Your copy must hold all of the data below, unchanged and without images.

** Materials provided follows **

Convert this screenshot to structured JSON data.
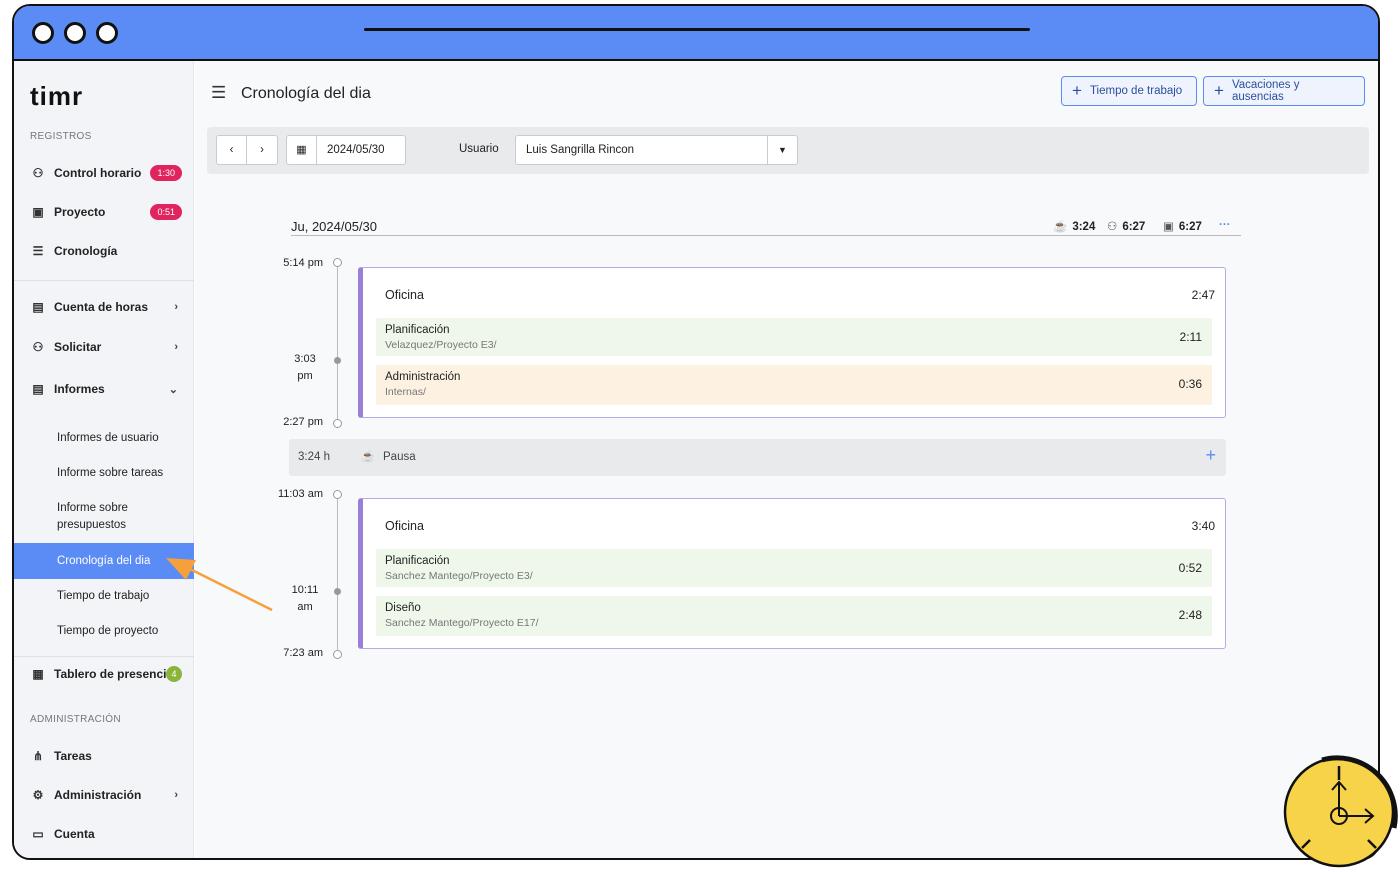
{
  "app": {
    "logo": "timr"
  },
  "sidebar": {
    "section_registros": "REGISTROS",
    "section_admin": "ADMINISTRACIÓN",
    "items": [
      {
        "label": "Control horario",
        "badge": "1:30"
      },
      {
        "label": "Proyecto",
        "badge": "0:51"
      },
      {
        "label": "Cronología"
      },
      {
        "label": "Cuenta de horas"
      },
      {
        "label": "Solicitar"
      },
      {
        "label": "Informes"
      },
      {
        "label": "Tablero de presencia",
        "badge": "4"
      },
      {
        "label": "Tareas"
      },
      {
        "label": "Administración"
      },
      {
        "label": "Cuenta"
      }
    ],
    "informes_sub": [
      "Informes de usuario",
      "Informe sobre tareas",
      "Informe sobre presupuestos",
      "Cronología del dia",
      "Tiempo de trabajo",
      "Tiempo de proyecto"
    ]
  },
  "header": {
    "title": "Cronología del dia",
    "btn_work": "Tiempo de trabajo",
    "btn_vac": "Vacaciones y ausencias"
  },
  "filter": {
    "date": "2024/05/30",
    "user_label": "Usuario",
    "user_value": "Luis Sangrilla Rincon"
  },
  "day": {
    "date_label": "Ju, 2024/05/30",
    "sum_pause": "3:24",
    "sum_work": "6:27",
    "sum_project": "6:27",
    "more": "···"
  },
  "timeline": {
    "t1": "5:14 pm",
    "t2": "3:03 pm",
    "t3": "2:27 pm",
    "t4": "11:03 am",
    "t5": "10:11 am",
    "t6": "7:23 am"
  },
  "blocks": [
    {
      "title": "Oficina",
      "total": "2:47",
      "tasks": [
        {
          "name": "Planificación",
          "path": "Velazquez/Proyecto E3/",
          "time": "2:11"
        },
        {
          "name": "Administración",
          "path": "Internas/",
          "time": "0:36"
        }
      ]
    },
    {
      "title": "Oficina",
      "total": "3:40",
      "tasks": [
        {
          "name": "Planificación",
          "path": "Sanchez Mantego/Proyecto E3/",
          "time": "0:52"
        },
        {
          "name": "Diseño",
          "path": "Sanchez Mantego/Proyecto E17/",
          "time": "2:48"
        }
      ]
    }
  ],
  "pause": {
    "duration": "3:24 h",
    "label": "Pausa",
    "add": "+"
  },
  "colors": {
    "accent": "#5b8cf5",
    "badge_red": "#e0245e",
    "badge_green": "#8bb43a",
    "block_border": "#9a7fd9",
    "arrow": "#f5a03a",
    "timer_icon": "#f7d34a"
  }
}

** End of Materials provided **

### Result for this exercise
Convert this screenshot to structured JSON data.
{
  "app": {
    "logo": "timr"
  },
  "sidebar": {
    "section_registros": "REGISTROS",
    "section_admin": "ADMINISTRACIÓN",
    "items": [
      {
        "label": "Control horario",
        "badge": "1:30"
      },
      {
        "label": "Proyecto",
        "badge": "0:51"
      },
      {
        "label": "Cronología"
      },
      {
        "label": "Cuenta de horas"
      },
      {
        "label": "Solicitar"
      },
      {
        "label": "Informes"
      },
      {
        "label": "Tablero de presencia",
        "badge": "4"
      },
      {
        "label": "Tareas"
      },
      {
        "label": "Administración"
      },
      {
        "label": "Cuenta"
      }
    ],
    "informes_sub": [
      "Informes de usuario",
      "Informe sobre tareas",
      "Informe sobre presupuestos",
      "Cronología del dia",
      "Tiempo de trabajo",
      "Tiempo de proyecto"
    ]
  },
  "header": {
    "title": "Cronología del dia",
    "btn_work": "Tiempo de trabajo",
    "btn_vac": "Vacaciones y ausencias"
  },
  "filter": {
    "date": "2024/05/30",
    "user_label": "Usuario",
    "user_value": "Luis Sangrilla Rincon"
  },
  "day": {
    "date_label": "Ju, 2024/05/30",
    "sum_pause": "3:24",
    "sum_work": "6:27",
    "sum_project": "6:27",
    "more": "···"
  },
  "timeline": {
    "t1": "5:14 pm",
    "t2": "3:03 pm",
    "t3": "2:27 pm",
    "t4": "11:03 am",
    "t5": "10:11 am",
    "t6": "7:23 am"
  },
  "blocks": [
    {
      "title": "Oficina",
      "total": "2:47",
      "tasks": [
        {
          "name": "Planificación",
          "path": "Velazquez/Proyecto E3/",
          "time": "2:11"
        },
        {
          "name": "Administración",
          "path": "Internas/",
          "time": "0:36"
        }
      ]
    },
    {
      "title": "Oficina",
      "total": "3:40",
      "tasks": [
        {
          "name": "Planificación",
          "path": "Sanchez Mantego/Proyecto E3/",
          "time": "0:52"
        },
        {
          "name": "Diseño",
          "path": "Sanchez Mantego/Proyecto E17/",
          "time": "2:48"
        }
      ]
    }
  ],
  "pause": {
    "duration": "3:24 h",
    "label": "Pausa",
    "add": "+"
  },
  "colors": {
    "accent": "#5b8cf5",
    "badge_red": "#e0245e",
    "badge_green": "#8bb43a",
    "block_border": "#9a7fd9",
    "arrow": "#f5a03a",
    "timer_icon": "#f7d34a"
  }
}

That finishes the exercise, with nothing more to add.